Sunday, November 12, 2006

Eat here and get gas

The little town of Shamrock, Texas was once a bustling little burg. In its heyday, Shamrock catered to the many travelers of Route 66. Its main avenue was rife with garages, filling stations, restaurants and tourist courts along with the residents and travelers that frequented those businesses.

Chief among the businesses in Shamrock was the combination Tower Gas Station and U Drop Inn diner.

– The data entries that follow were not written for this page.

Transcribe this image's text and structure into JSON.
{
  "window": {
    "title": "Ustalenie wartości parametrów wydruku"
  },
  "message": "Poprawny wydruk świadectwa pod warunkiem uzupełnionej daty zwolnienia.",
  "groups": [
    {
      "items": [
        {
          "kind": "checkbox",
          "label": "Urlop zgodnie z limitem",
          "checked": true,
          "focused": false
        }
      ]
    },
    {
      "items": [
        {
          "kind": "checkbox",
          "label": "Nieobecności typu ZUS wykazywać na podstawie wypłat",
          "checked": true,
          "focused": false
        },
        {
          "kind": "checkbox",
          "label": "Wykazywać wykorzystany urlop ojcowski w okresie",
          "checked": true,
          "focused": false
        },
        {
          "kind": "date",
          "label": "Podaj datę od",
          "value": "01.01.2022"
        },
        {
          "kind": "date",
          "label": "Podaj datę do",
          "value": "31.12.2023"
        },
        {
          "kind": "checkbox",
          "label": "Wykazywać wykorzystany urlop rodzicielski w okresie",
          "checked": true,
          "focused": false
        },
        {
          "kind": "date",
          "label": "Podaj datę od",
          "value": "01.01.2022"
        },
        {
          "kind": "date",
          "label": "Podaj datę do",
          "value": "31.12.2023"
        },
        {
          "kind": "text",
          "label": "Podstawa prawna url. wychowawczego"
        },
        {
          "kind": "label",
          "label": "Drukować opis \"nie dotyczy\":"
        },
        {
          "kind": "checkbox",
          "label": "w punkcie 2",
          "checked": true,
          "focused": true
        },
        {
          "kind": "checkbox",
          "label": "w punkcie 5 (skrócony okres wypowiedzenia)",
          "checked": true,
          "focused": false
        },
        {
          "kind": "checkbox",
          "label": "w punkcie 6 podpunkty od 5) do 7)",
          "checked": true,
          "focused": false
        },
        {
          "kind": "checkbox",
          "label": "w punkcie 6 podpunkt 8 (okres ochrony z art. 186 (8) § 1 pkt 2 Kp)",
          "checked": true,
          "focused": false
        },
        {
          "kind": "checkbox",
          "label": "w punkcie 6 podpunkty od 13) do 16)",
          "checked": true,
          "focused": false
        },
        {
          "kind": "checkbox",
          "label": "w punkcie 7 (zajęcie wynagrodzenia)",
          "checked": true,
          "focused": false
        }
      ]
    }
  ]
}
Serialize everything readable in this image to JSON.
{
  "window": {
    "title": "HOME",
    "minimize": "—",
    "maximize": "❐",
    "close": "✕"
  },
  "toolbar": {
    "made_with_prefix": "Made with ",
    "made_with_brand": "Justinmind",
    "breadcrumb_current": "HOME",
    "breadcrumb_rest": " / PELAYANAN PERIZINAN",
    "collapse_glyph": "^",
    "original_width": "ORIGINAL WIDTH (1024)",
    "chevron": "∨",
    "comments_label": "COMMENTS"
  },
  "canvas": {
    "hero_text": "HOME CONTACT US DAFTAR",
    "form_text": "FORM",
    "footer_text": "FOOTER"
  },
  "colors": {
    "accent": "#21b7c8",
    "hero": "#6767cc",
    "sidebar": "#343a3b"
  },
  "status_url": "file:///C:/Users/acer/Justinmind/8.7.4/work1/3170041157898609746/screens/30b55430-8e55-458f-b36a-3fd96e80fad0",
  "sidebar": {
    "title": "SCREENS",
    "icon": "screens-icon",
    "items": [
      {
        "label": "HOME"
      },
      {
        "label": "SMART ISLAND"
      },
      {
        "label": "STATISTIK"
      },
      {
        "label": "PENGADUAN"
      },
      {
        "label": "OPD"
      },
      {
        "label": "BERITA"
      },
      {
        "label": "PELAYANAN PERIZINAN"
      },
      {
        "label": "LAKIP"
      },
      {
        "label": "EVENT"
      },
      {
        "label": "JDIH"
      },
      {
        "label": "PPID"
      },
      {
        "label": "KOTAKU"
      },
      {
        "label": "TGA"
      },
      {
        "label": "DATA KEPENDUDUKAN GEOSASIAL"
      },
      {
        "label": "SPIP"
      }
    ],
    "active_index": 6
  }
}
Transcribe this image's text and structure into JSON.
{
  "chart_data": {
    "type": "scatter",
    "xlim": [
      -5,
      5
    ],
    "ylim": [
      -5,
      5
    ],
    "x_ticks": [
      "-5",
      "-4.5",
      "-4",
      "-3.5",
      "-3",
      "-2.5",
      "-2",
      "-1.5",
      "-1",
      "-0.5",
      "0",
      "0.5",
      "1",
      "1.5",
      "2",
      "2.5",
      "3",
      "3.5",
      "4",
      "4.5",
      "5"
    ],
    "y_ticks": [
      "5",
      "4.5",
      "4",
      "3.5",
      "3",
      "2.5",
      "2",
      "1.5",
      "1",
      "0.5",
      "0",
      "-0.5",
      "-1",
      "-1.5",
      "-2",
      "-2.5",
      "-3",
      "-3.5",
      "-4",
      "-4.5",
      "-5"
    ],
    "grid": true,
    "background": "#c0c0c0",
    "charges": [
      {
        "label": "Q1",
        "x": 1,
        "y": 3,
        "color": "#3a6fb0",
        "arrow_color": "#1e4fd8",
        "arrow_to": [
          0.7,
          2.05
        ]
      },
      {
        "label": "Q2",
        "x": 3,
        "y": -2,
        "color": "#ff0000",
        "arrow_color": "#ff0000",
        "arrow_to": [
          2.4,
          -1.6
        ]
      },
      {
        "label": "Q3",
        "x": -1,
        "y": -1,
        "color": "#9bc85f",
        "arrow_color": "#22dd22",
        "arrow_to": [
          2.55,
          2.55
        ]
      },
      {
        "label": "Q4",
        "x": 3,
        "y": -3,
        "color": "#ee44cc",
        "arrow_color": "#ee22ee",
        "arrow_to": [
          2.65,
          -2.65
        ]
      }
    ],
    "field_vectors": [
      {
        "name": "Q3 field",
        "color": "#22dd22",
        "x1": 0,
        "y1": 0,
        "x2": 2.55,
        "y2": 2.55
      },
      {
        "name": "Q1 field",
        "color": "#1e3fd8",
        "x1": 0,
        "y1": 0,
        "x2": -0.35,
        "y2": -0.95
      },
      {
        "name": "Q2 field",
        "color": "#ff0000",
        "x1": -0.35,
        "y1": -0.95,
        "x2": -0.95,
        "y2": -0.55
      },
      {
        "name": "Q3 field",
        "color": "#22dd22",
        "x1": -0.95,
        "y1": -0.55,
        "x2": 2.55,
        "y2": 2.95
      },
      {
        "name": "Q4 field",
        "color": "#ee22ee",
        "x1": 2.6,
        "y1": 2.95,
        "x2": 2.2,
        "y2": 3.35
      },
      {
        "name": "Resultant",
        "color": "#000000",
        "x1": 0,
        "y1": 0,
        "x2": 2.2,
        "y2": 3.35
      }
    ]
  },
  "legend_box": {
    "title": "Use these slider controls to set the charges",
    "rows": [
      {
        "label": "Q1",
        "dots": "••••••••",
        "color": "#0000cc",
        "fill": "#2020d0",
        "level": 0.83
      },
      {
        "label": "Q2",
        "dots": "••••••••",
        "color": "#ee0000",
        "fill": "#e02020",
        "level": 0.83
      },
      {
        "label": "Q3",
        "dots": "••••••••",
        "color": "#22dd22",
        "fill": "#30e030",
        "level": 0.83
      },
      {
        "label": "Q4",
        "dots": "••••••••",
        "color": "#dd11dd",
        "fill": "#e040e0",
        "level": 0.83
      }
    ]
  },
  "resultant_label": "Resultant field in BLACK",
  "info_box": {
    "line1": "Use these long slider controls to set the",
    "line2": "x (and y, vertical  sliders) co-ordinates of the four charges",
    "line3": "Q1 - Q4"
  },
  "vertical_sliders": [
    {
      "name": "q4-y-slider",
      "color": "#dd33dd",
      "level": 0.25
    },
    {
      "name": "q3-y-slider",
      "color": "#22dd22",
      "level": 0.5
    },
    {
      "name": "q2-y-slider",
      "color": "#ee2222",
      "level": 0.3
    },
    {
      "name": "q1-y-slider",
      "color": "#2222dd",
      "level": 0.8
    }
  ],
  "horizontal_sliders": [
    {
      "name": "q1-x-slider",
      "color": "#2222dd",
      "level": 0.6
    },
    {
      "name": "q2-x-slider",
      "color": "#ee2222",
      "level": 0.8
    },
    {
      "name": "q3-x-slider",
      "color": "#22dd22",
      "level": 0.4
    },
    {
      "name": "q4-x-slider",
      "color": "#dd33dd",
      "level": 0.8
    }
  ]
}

A prime example of 1930s art deco styling, it was described at the time of its opening as “the swankiest of swank eating places" and "the most up-to-date edifice of its kind on the U.S. Highway 66 between Oklahoma City and Amarillo." The distinctive building was a welcome sight to many travelers.

Nowadays, the main business area lies north of town where Interstate 40 passes by. You can fill your vehicle at a number of self-serve gas stations and catch a meal at any one of a number of fast food franchises, where the majority of customers are unaware of the existence of this architectural gem where travelers far from home used to get a home-cooked meal and an attendant would wash your windshield and check your oil while pumping gas at 34 cents per gallon.

While my wife and I stopped to take in the old main street, I took a number of shots of the colorful structure, a couple of them while standing in the middle of old Route 66, with very little danger of being struck by any vehicle.

Progress, I guess you call it.

Click on pictures to enlarge. Photographs © 2006 James Jordan.


Jose said...

The movie "Cars" show what you just described here. How sad that progress finished with so many little towns along the Route 66. I hope to one day cruise as many segments of as I can on my Harley.

James said...

jose, I highly recommend the trip. I had not seen the movie before the trip; in fact I just saw the DVD this weekend. They did an amazing job capturing the essense of old Route 66. One of the buildings in Radiator Springs was modeled after this building.